Allbritton, formerly a Texas banker, is known to relish the power he has enjoyed at Riggs since he took the institution over in the early 1980s. But he said that Chandrika Tandon, the 38-year-old president of the highly regarded consulting firm, "has total access to me at all times," and that "the study has my absolute, full support because it will permit us to target levels of expense." He added: "It is not a head-rolling exercise. It is to redefine how every person in the bank can better serve customers, and it is not just to let people go."

Riggs's high expenses, the focus of the Tandon study, are a weakness that has been cited by those who closely follow the company.

"Riggs has unusually high overhead," given its relatively low level of lending, said Rockville banking consultant Arnold Danielson. Danielson noted that Riggs's net operating expenses for 1992 exceeded its interest income -- an indication of high overhead costs.

Riggs, which has cultivated its image as a bank with well-heeled and powerful customers, traditionally has gone first-class in management perks, office appointments and other costly items.

"There is no sacred cow. No one is sacred," Allbritton said, noting that he has proposed "at least eight or 10" suggestions of possible cuts in "expenses that aren't warranted, that don't produce any goods and services for the customer." He would not elaborate.

Even before the study's results are in, Allbritton is proposing at least one top-level cut. The boards of the District Riggs bank and the holding company are expected to discuss at their meeting today a plan to consolidate themselves into one 25-member board, which Allbritton said will mean dropping about 12 directors.

In describing this move, which he said he first raised with the board last September and was included in the Secura group's recommendations, Allbritton specifically noted the savings of about $500,000 a year that would result from having to pay fewer directors' fees and expenses.

Meanwhile, Allbritton said Riggs is about to embark on a new campaign "to begin lending aggressively in the Washington area." He said the effort will focus on residential mortgages, business loans to middle-sized businesses and lending in "the less advantaged Washington neighborhoods."

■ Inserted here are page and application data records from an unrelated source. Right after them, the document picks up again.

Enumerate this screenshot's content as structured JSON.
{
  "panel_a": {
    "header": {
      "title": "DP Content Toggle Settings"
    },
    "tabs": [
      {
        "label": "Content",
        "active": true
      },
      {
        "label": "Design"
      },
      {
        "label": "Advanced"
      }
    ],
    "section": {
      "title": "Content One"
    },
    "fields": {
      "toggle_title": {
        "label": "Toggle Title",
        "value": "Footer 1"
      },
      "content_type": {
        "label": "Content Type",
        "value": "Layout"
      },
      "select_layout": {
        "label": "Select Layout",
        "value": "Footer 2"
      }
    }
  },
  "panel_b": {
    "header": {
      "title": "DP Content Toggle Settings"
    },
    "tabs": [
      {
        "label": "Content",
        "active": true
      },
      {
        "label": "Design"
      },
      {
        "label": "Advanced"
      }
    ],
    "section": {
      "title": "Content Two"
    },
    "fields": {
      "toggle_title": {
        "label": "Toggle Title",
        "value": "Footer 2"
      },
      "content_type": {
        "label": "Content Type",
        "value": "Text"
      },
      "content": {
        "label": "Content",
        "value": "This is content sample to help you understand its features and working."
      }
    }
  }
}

"We've got money coming out of our ears. ... We've got $2 billion that we could put into loans at this time," he said. He would not specify how much the bank plans or aims to lend through this program.

A successful effort might help Riggs return to profitability. It could also serve to refocus the corporation on its role as a Washington-area banking institution, which some observers say it lost touch with as it expanded internationally in the 1980s. Riggs's subsidiary bank in London, purchased a few years after Allbritton took over, is now a major drag on bank income, as a result of bad corporate and real estate loans and the British recession. Allbritton said Riggs is "reevaluating" the British bank's role in the larger corporation.

"I think Riggs should continue as a local bank, locally owned, a regional bank and independent," Allbritton said, referring obliquely to the outside banks such as North Carolina-based NationsBank Corp. that have moved into the Washington area in recent years by purchasing area banks.

It remains to be seen if the efforts to transform Riggs into a leaner, more modern bank will return it to its old luster. "They've got such wonderful name recognition," said Danielson. "And to allow all these changed-names and non-names to bury them is practically criminal."

"Are we out of the woods? In no way," Allbritton said, but he added: "I think you'll see from midyear on a definite trend of improvement at the Riggs Bank."